“You have to trust that your local police—and I can only speak to Frisco—is well trained, and we practice our scenarios, and we believe we have either the capabilities or the contacts to get the capabilities that we need to face any situation,” Bruce said.

Frisco police and fire departments undergo trainings to keep officers and firefighters informed and equipped to deal with different types of calls and developments.

While a new building or development is under construction the fire department will visit the site to familiarize themselves with the structures, so in case there is an incident firefighters will know what they are up against, Piland said.

The fire department underwent a three-week high-rise training in March with the city of Plano and other cities. While FFD routinely undergoes high-rise training, it was the first time it trained with other cities.

“When we do look at areas like the North Platinum Corridor that is becoming populated with high-rises, it’s important to partner with other fire departments because if there’s a high-rise fire in Frisco other fire departments will help respond and vice versa,” Piland said.

Bruce said Frisco police officers train about 60-70 hours on average per year, more than the state’s requirement of 40 hours of training every two years.

“We train a lot on what we would consider high risk or high liability, which includes [speeding], shootings, uses of force and more,” Bruce said. “We don’t get to use all of those skill sets all the time, so we need to be prepared to use them [if and when] a call comes in.”

Piland said fire training includes fire and medical emergencies as well as special operations, which include hazardous material spills, water emergencies and major disaster responses.

Currently there is a Public Safety Training Center under construction on the southwest corner of Rockhill Parkway and Preston Road. The facility, which costs about $6.5 million, will be used by both police and fire for training purposes.

The facility will include a police driving pad, classrooms and a burn tower for live fire training. It will have the ability to expand if needed. Fire Station No. 9 will be next to the facility. Both the training facility and fire station are expected to be complete by June 2019.

“As the city continues to grow, I don’t see our training going anywhere but up,” Piland said. “As we’re faced with more challenges more training comes into play.”

Stonebriar Centre security

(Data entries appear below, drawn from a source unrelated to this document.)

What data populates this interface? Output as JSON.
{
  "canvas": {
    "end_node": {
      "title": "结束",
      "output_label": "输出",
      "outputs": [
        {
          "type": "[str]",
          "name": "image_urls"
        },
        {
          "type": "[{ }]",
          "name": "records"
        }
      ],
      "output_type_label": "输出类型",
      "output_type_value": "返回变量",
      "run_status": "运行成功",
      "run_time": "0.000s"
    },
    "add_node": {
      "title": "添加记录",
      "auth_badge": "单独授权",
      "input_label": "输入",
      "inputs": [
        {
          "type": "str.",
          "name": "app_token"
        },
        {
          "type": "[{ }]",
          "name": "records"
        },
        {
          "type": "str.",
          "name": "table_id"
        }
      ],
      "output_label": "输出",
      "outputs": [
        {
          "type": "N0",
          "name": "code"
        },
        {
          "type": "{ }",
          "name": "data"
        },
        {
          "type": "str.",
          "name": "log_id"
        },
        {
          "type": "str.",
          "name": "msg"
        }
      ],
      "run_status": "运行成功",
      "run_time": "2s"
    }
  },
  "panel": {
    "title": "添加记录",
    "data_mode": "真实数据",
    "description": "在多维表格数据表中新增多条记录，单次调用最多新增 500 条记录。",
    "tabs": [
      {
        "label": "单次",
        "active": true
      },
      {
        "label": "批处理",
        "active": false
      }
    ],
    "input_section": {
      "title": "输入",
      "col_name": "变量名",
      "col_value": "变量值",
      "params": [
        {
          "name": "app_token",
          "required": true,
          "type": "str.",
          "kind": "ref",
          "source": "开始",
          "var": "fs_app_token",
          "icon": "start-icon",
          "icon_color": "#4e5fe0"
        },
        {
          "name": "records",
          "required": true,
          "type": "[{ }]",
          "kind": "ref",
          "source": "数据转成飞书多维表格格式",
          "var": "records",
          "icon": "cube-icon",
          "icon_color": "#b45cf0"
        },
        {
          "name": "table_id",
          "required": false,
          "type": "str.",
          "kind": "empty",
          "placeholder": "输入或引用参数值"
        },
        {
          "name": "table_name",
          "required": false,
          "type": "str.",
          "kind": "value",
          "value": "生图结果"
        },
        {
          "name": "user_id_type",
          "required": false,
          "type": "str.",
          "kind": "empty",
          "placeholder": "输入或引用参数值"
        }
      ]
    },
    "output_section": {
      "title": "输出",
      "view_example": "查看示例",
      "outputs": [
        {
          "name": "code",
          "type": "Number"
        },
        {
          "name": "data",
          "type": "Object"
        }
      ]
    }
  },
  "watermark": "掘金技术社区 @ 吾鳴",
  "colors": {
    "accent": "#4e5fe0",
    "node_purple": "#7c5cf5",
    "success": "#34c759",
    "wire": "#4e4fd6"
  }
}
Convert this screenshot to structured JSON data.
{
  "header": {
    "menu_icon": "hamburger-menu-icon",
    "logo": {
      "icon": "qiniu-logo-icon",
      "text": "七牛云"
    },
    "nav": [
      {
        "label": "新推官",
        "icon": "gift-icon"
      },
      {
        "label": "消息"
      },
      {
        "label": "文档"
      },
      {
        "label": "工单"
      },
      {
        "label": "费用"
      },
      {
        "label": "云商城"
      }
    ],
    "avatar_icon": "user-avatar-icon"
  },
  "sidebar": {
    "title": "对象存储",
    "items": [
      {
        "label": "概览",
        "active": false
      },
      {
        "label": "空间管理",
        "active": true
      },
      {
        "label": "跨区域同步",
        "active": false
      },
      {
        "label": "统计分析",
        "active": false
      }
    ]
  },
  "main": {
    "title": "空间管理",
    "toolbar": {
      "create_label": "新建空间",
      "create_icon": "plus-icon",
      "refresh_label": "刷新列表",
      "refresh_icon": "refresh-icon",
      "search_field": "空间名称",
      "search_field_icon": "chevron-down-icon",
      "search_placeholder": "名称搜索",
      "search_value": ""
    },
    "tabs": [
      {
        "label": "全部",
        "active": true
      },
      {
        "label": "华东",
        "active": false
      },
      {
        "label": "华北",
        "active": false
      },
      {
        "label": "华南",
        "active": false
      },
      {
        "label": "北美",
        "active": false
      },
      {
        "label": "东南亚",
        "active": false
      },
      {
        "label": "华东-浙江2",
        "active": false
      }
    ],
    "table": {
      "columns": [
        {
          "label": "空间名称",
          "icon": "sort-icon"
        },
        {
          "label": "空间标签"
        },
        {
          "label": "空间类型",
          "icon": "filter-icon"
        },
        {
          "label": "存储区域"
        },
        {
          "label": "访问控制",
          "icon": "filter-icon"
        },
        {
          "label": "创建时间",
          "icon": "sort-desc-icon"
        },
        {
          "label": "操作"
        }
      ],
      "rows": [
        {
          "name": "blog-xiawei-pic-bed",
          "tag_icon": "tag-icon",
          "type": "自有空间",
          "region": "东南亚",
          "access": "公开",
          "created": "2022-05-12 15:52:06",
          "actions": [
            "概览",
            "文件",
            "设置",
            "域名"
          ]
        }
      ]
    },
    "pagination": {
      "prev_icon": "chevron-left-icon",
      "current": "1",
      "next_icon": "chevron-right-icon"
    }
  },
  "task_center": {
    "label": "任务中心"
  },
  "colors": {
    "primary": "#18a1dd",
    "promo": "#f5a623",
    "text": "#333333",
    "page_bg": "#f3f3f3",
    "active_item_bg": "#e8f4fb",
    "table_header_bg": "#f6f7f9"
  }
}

Stonebriar Centre has been in the city for 20 years and is one of the most visited places in Frisco averaging about one million visitors a month, Stonebriar Centre General Manager Randy Barnett said.

“With the continued growth of Frisco and this region, we would anticipate that those [visitation] numbers would remain strong and grow as well with us adding KidZania in 2019 and the Hyatt Regency hotel in 2020,” Barnett said.

KidZania is a 80,000-square-foot children’s entertainment center, and the Hyatt Regency hotel is an 18-story building attached to the mall, both of which are under construction.

When these new facilities open, Barnett said mall security will adjust accordingly in anticipation of new visitors these new facilities would bring into the mall.

Bruce said the mall has a larger footprint than any other development in Frisco.

The mall has its own security team but partners with FPD for annual safety training throughout the year for incidents such as shoplifting or an active shooter, Barnett said.

Barnett said he could not elaborate on the mall’s security measures for safety reasons but said following the threat made toward Stonebriar Centre, security was evaluated as it is on a consistent basis.

“We’re constantly evaluating our day-to-day operations and security, and we look at the growing population [to see] if there’s change in the market or increased traffic,” Barnett said. “That data gives us information for making decisions, such as adding more security officers.”
By Nicole Luna
Nicole Luna is the Senior Reporter for Frisco. She covers development, transportation, education, business and city government. She has a bachelor's degree in Journalism and Spanish from The University of Texas at Arlington and has been with Community Impact Newspaper since June 2015.